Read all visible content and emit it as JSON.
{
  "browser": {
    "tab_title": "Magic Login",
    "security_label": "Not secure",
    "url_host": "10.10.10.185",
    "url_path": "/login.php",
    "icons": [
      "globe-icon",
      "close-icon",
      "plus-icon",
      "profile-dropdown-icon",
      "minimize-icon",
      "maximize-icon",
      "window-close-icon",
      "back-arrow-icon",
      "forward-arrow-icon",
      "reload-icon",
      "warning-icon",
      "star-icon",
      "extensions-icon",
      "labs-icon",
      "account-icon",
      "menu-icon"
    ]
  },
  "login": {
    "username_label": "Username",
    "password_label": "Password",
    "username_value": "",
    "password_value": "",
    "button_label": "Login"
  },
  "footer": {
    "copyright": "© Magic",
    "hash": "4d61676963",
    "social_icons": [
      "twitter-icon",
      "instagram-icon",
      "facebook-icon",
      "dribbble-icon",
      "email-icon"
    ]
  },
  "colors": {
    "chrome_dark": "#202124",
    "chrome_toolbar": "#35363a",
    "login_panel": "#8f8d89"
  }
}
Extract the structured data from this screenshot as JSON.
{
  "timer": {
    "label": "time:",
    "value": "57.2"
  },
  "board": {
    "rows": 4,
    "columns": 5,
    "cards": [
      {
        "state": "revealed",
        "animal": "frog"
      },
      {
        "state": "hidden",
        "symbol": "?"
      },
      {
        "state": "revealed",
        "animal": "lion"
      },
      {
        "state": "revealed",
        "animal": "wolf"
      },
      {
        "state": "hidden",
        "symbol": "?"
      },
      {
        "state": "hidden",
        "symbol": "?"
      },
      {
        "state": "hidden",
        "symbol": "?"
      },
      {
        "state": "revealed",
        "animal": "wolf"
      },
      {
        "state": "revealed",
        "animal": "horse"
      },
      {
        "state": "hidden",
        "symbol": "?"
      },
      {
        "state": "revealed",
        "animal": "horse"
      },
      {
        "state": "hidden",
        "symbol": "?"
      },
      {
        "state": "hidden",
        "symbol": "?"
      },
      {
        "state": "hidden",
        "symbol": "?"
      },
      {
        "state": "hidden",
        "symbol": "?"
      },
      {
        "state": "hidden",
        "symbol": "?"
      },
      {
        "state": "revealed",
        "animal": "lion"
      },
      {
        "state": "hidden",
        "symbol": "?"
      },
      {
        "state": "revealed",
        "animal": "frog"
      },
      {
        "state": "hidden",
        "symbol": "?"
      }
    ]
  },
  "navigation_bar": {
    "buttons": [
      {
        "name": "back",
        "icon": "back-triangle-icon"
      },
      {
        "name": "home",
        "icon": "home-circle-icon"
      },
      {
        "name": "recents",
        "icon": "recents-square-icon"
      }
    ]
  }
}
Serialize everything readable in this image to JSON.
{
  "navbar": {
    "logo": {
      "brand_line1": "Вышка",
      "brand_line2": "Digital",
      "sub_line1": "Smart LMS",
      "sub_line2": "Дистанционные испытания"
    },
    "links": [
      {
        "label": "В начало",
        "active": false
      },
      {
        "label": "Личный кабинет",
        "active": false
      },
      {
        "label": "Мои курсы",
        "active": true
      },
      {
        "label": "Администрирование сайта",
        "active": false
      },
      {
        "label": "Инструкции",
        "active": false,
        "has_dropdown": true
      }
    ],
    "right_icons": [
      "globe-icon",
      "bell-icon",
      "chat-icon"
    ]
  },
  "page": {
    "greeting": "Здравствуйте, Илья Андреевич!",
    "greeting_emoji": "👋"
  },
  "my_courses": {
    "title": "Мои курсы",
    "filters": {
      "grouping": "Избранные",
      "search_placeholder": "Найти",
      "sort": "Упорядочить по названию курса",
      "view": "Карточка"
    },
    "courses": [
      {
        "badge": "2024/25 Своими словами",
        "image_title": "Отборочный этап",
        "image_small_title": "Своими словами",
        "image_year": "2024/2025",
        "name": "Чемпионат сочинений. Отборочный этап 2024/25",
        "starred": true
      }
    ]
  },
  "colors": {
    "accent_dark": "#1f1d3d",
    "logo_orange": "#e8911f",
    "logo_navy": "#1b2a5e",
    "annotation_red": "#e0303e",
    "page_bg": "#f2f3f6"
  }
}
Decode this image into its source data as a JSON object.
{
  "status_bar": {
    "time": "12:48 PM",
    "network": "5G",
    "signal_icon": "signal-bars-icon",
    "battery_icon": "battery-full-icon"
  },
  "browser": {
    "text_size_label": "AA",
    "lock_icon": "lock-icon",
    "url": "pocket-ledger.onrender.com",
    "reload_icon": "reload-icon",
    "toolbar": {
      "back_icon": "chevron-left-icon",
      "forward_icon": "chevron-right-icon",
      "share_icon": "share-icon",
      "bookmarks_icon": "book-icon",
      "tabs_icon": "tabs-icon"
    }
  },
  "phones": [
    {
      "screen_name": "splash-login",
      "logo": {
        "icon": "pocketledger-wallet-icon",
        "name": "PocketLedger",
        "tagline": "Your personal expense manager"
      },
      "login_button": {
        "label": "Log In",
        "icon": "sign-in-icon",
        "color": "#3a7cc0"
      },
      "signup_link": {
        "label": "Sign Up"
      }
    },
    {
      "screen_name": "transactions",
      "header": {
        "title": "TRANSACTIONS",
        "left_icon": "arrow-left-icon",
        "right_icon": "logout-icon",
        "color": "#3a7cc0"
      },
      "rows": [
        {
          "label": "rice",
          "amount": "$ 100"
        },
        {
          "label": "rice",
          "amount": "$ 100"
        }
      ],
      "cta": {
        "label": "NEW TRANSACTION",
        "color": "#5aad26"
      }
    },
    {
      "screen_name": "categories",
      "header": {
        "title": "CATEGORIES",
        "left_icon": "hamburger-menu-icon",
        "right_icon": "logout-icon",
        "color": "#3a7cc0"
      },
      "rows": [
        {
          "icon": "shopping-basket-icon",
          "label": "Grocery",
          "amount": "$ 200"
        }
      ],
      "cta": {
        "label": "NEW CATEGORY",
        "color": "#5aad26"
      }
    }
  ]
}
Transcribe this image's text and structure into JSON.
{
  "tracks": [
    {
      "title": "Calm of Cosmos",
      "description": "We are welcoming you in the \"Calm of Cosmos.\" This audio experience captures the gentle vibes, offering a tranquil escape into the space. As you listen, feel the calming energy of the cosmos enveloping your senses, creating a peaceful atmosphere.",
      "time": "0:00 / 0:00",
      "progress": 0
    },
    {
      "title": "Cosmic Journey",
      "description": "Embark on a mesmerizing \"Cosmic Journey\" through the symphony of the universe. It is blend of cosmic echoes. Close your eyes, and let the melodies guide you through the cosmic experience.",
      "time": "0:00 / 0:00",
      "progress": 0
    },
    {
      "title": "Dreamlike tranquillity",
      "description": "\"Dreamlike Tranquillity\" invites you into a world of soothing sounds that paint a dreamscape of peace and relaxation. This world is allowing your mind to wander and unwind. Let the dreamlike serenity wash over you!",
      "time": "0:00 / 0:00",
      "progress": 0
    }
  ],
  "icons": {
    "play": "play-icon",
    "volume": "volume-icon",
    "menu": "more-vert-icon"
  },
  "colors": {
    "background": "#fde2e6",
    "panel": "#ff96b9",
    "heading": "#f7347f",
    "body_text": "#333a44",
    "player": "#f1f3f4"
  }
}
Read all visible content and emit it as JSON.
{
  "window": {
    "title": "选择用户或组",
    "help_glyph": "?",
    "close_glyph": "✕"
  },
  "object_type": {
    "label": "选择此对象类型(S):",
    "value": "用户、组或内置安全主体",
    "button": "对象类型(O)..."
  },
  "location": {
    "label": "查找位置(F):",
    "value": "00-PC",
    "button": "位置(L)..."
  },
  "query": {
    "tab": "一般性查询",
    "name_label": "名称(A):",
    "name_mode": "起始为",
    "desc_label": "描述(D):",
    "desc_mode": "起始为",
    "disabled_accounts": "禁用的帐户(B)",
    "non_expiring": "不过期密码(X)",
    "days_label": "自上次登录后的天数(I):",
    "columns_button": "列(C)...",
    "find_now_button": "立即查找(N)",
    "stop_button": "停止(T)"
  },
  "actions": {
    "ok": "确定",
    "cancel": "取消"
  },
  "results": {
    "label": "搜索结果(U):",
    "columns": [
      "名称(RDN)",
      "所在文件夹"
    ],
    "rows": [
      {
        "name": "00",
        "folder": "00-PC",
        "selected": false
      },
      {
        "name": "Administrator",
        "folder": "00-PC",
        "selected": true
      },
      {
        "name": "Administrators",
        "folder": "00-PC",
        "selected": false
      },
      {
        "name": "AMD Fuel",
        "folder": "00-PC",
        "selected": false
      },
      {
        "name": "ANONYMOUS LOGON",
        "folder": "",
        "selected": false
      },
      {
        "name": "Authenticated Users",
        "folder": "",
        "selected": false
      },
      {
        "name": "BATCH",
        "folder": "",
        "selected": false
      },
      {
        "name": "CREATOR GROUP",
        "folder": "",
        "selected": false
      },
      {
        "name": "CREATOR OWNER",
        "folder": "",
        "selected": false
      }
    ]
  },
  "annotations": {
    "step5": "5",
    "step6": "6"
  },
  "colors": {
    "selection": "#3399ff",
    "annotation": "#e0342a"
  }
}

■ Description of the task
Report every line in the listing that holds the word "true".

■ Solved problem
        "active": true
        "has_dropdown": true
        "starred": true
        "selected": true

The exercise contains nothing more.